According to the poll, snack-stashing Britons keep over 2,500 calories worth of goodies, with the top spots for hiding including under their bed, in their wardrobe and at the back of the kitchen cupboards.
Chocolate, sweets and crisps are among the goodies hidden around the home by three fifths of Britons, who prefer not to share and want to keep their naughty treats for themselves.
The survey was carried out by home interiors specialist www.hillarys.co.uk. 2,417 Britons aged 18 and over were quizzed about their home experiences and habits, all of whom stated that they shared their home with others, whether family, a partner or housemates.
Initially all respondents were asked ‘Have you ever hidden snacks from others in your household?’ to which three fifths of respondents (61%) admitted they have. When asked to expand on what types of snacks they were most likely to hide, provided with a list of possible responses and told to select all that applied, the top five hidden snacks were revealed as follows:
Chocolate - 74%
Sweets - 68%
Crisps - 45%
Biscuits - 29%
Cake - 13%.
All respondents who confessed that they hid snacks were then asked to state where they were most likely to hide their goodies, with ‘under the bed’ (37%), ‘in my wardrobe’ (25%), ‘at the back of the kitchen cupboards and out of sight’ (20%) revealed as the top hiding spots. When asked if they’d been caught hiding snacks, a third (34%) confessed that they had been caught, with 89% stating that it hadn’t stopped them from continuing to do so.
What’s more, all respondents who had hidden goodies were asked to estimate the calorific content of the snacks they currently had stashed. Once all of the responses were collated it was revealed that the average snack-hiding Briton has 2,585 worth of calories underneath their bed.

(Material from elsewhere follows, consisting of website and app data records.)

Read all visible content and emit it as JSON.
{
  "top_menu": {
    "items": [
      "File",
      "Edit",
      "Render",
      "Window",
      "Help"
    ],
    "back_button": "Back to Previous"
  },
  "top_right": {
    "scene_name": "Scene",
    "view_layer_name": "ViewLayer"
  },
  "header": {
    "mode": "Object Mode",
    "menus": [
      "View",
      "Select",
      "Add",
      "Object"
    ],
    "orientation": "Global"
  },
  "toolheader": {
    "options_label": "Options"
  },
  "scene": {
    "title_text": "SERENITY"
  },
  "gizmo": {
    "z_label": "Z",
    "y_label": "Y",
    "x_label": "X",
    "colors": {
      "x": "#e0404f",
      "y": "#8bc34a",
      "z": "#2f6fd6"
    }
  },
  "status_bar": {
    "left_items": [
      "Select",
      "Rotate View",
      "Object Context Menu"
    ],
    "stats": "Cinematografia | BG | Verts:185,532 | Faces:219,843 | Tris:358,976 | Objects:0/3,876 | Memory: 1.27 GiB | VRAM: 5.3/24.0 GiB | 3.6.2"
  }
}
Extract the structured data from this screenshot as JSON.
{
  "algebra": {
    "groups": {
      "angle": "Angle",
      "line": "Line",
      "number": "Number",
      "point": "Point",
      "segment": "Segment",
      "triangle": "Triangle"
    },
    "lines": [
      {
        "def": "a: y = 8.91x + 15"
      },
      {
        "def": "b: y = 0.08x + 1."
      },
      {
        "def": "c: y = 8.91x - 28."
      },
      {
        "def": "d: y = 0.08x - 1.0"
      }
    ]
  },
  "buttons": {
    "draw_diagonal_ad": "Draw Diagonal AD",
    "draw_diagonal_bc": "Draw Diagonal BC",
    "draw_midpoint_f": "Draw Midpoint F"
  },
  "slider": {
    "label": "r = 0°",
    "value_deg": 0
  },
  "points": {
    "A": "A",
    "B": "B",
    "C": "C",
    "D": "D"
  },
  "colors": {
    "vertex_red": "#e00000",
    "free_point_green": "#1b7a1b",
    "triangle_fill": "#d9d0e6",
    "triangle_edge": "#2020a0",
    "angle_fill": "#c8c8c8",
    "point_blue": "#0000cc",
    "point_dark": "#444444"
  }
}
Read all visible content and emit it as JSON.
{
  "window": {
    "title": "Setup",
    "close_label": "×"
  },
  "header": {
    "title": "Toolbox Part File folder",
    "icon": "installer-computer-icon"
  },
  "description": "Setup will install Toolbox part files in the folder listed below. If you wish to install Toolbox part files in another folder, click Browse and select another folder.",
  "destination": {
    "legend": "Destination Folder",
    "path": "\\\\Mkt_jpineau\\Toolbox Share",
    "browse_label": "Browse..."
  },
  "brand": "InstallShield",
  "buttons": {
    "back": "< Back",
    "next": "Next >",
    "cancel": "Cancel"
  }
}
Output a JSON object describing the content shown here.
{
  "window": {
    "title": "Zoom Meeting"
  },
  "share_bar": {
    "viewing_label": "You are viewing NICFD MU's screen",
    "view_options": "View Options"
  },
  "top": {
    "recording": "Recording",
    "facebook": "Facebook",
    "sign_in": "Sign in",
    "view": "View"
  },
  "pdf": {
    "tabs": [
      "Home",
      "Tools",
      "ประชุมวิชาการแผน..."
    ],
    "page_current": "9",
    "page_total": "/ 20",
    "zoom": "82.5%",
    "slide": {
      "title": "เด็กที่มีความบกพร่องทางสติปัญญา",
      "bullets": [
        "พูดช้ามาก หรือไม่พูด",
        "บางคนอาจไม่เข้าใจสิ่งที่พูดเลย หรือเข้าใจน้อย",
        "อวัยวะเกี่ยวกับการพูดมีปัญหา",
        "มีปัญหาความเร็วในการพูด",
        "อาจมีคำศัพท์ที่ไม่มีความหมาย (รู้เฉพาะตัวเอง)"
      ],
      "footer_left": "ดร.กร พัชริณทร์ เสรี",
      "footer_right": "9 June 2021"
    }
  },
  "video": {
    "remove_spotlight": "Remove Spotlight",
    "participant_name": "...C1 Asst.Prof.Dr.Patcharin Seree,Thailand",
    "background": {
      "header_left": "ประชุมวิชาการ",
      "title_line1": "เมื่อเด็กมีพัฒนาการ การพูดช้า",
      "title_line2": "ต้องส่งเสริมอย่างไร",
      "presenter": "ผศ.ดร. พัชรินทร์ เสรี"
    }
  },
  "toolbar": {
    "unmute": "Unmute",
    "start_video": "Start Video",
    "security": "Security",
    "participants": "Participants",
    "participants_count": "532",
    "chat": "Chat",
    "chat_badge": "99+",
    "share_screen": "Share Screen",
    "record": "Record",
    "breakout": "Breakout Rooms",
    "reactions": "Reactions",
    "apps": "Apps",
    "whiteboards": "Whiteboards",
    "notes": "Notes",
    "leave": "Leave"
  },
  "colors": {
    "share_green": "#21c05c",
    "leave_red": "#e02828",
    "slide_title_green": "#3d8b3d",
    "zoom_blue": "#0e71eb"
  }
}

Tara Hall, spokesperson for www.hillarys.co.uk, said: “Enjoying the odd midnight snack is one thing, but stashing away the contents of a sweetshop in case of a ‘dietary’ emergency is a bit extreme.”